Work to complete
Give all the lines below again, exactly, with no pictures.

Web page and app entries

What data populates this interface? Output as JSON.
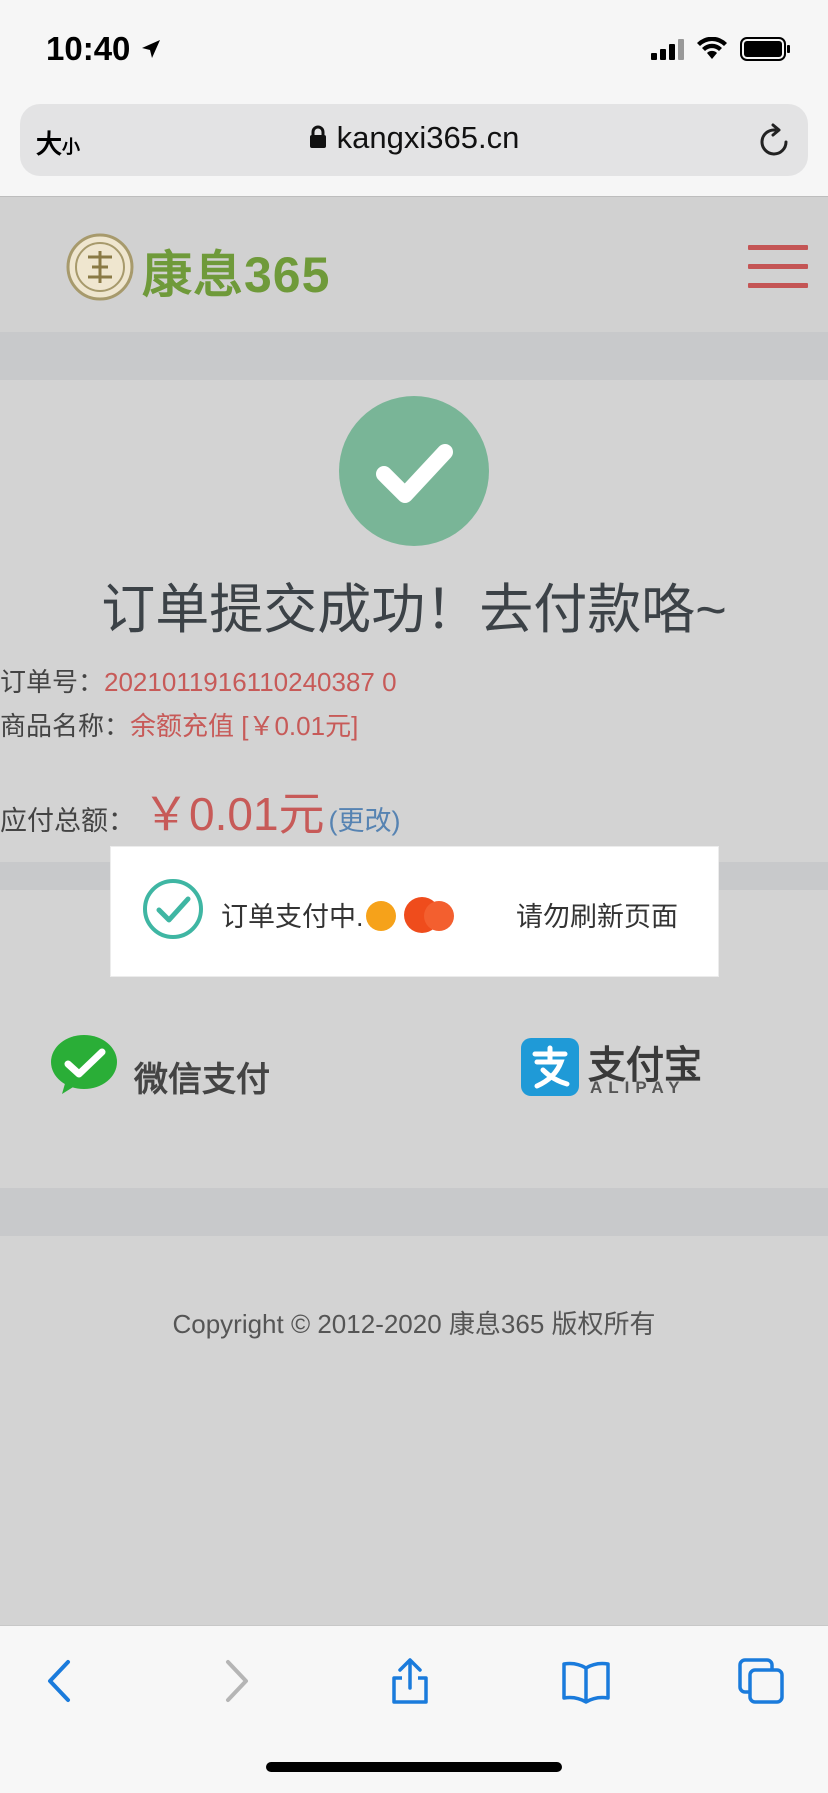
{
  "status_bar": {
    "time": "10:40"
  },
  "safari": {
    "text_size_big": "大",
    "text_size_small": "小",
    "domain": "kangxi365.cn"
  },
  "header": {
    "logo_text": "康息365"
  },
  "success": {
    "title": "订单提交成功！去付款咯~"
  },
  "order": {
    "number_label": "订单号：",
    "number_value": "2021011916110240387 0",
    "product_label": "商品名称：",
    "product_value": "余额充值 [￥0.01元]",
    "amount_label": "应付总额：",
    "amount_value": "￥0.01元",
    "change_link": "(更改)"
  },
  "toast": {
    "message": "订单支付中.",
    "note": "请勿刷新页面"
  },
  "payment": {
    "wechat_label": "微信支付",
    "alipay_cn": "支付宝",
    "alipay_en": "ALIPAY"
  },
  "footer": {
    "copyright": "Copyright © 2012-2020 康息365 版权所有"
  },
  "colors": {
    "accent_red": "#c75a58",
    "success_green": "#79b597",
    "brand_green": "#6f9a3a"
  }
}
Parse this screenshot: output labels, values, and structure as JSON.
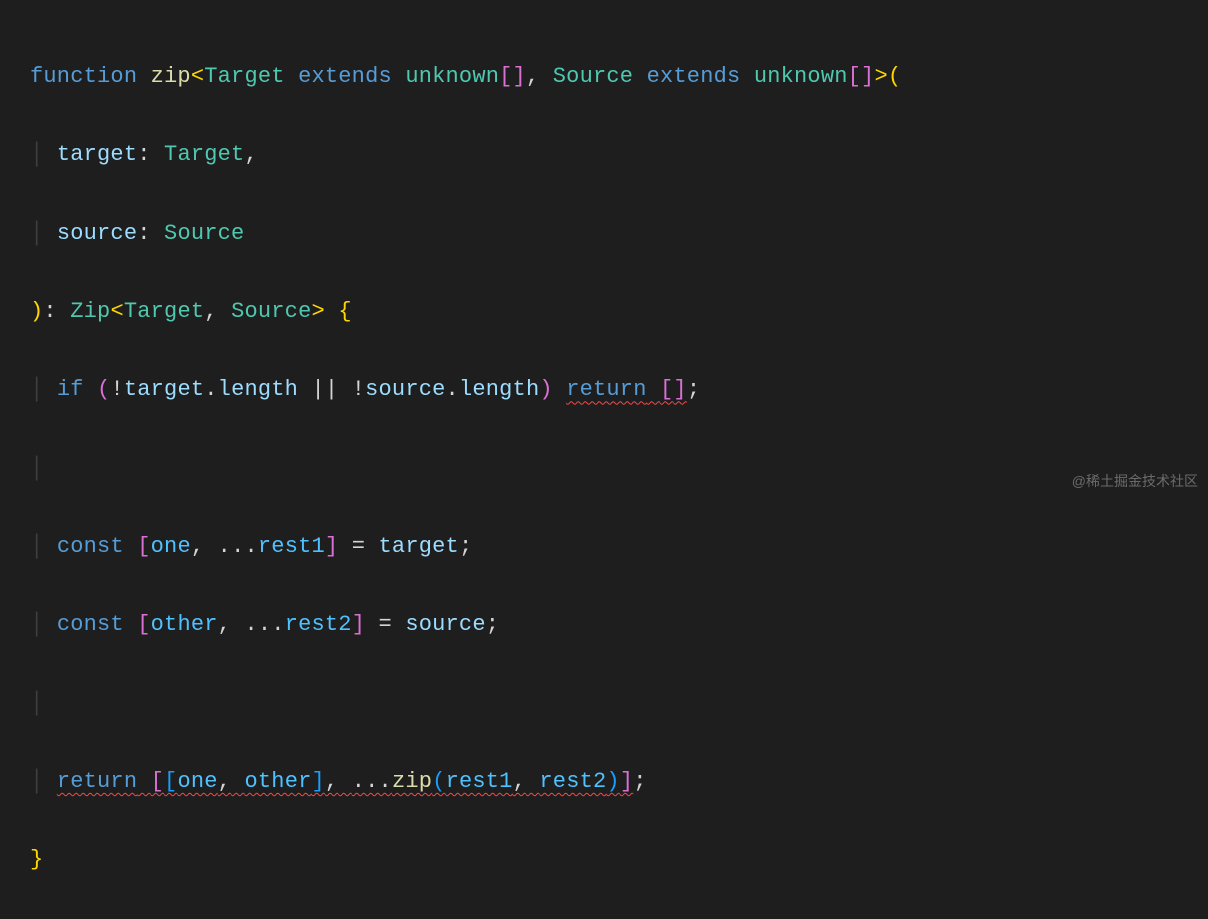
{
  "code": {
    "line1": {
      "kw_function": "function",
      "fn_name": "zip",
      "lt": "<",
      "t_target": "Target",
      "kw_extends1": "extends",
      "t_unknown1": "unknown",
      "brackets1": "[]",
      "comma1": ",",
      "t_source": "Source",
      "kw_extends2": "extends",
      "t_unknown2": "unknown",
      "brackets2": "[]",
      "gt": ">",
      "paren_open": "("
    },
    "line2": {
      "guide": "│",
      "p_target": "target",
      "colon": ":",
      "t_target": "Target",
      "comma": ","
    },
    "line3": {
      "guide": "│",
      "p_source": "source",
      "colon": ":",
      "t_source": "Source"
    },
    "line4": {
      "paren_close": ")",
      "colon": ":",
      "t_zip": "Zip",
      "lt": "<",
      "t_target": "Target",
      "comma": ",",
      "t_source": "Source",
      "gt": ">",
      "brace_open": "{"
    },
    "line5": {
      "guide": "│",
      "kw_if": "if",
      "paren_open": "(",
      "bang1": "!",
      "v_target": "target",
      "dot1": ".",
      "p_length1": "length",
      "or": "||",
      "bang2": "!",
      "v_source": "source",
      "dot2": ".",
      "p_length2": "length",
      "paren_close": ")",
      "kw_return": "return",
      "sq_open": "[",
      "sq_close": "]",
      "semi": ";"
    },
    "line6": {
      "guide": "│"
    },
    "line7": {
      "guide": "│",
      "kw_const": "const",
      "sq_open": "[",
      "v_one": "one",
      "comma": ",",
      "spread": "...",
      "v_rest1": "rest1",
      "sq_close": "]",
      "eq": "=",
      "v_target": "target",
      "semi": ";"
    },
    "line8": {
      "guide": "│",
      "kw_const": "const",
      "sq_open": "[",
      "v_other": "other",
      "comma": ",",
      "spread": "...",
      "v_rest2": "rest2",
      "sq_close": "]",
      "eq": "=",
      "v_source": "source",
      "semi": ";"
    },
    "line9": {
      "guide": "│"
    },
    "line10": {
      "guide": "│",
      "kw_return": "return",
      "sq_open_outer": "[",
      "sq_open_inner": "[",
      "v_one": "one",
      "comma1": ",",
      "v_other": "other",
      "sq_close_inner": "]",
      "comma2": ",",
      "spread": "...",
      "fn_zip": "zip",
      "paren_open": "(",
      "v_rest1": "rest1",
      "comma3": ",",
      "v_rest2": "rest2",
      "paren_close": ")",
      "sq_close_outer": "]",
      "semi": ";"
    },
    "line11": {
      "brace_close": "}"
    }
  },
  "watermark": "@稀土掘金技术社区"
}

Answer to this exercise
What data populates this interface? Output as JSON.
{
  "status_bar": {
    "time": "10:40"
  },
  "safari": {
    "text_size_big": "大",
    "text_size_small": "小",
    "domain": "kangxi365.cn"
  },
  "header": {
    "logo_text": "康息365"
  },
  "success": {
    "title": "订单提交成功！去付款咯~"
  },
  "order": {
    "number_label": "订单号：",
    "number_value": "2021011916110240387 0",
    "product_label": "商品名称：",
    "product_value": "余额充值 [￥0.01元]",
    "amount_label": "应付总额：",
    "amount_value": "￥0.01元",
    "change_link": "(更改)"
  },
  "toast": {
    "message": "订单支付中.",
    "note": "请勿刷新页面"
  },
  "payment": {
    "wechat_label": "微信支付",
    "alipay_cn": "支付宝",
    "alipay_en": "ALIPAY"
  },
  "footer": {
    "copyright": "Copyright © 2012-2020 康息365 版权所有"
  },
  "colors": {
    "accent_red": "#c75a58",
    "success_green": "#79b597",
    "brand_green": "#6f9a3a"
  }
}
Parse this screenshot: output labels, values, and structure as JSON.
{
  "code": {
    "line1": {
      "kw_function": "function",
      "fn_name": "zip",
      "lt": "<",
      "t_target": "Target",
      "kw_extends1": "extends",
      "t_unknown1": "unknown",
      "brackets1": "[]",
      "comma1": ",",
      "t_source": "Source",
      "kw_extends2": "extends",
      "t_unknown2": "unknown",
      "brackets2": "[]",
      "gt": ">",
      "paren_open": "("
    },
    "line2": {
      "guide": "│",
      "p_target": "target",
      "colon": ":",
      "t_target": "Target",
      "comma": ","
    },
    "line3": {
      "guide": "│",
      "p_source": "source",
      "colon": ":",
      "t_source": "Source"
    },
    "line4": {
      "paren_close": ")",
      "colon": ":",
      "t_zip": "Zip",
      "lt": "<",
      "t_target": "Target",
      "comma": ",",
      "t_source": "Source",
      "gt": ">",
      "brace_open": "{"
    },
    "line5": {
      "guide": "│",
      "kw_if": "if",
      "paren_open": "(",
      "bang1": "!",
      "v_target": "target",
      "dot1": ".",
      "p_length1": "length",
      "or": "||",
      "bang2": "!",
      "v_source": "source",
      "dot2": ".",
      "p_length2": "length",
      "paren_close": ")",
      "kw_return": "return",
      "sq_open": "[",
      "sq_close": "]",
      "semi": ";"
    },
    "line6": {
      "guide": "│"
    },
    "line7": {
      "guide": "│",
      "kw_const": "const",
      "sq_open": "[",
      "v_one": "one",
      "comma": ",",
      "spread": "...",
      "v_rest1": "rest1",
      "sq_close": "]",
      "eq": "=",
      "v_target": "target",
      "semi": ";"
    },
    "line8": {
      "guide": "│",
      "kw_const": "const",
      "sq_open": "[",
      "v_other": "other",
      "comma": ",",
      "spread": "...",
      "v_rest2": "rest2",
      "sq_close": "]",
      "eq": "=",
      "v_source": "source",
      "semi": ";"
    },
    "line9": {
      "guide": "│"
    },
    "line10": {
      "guide": "│",
      "kw_return": "return",
      "sq_open_outer": "[",
      "sq_open_inner": "[",
      "v_one": "one",
      "comma1": ",",
      "v_other": "other",
      "sq_close_inner": "]",
      "comma2": ",",
      "spread": "...",
      "fn_zip": "zip",
      "paren_open": "(",
      "v_rest1": "rest1",
      "comma3": ",",
      "v_rest2": "rest2",
      "paren_close": ")",
      "sq_close_outer": "]",
      "semi": ";"
    },
    "line11": {
      "brace_close": "}"
    }
  },
  "watermark": "@稀土掘金技术社区"
}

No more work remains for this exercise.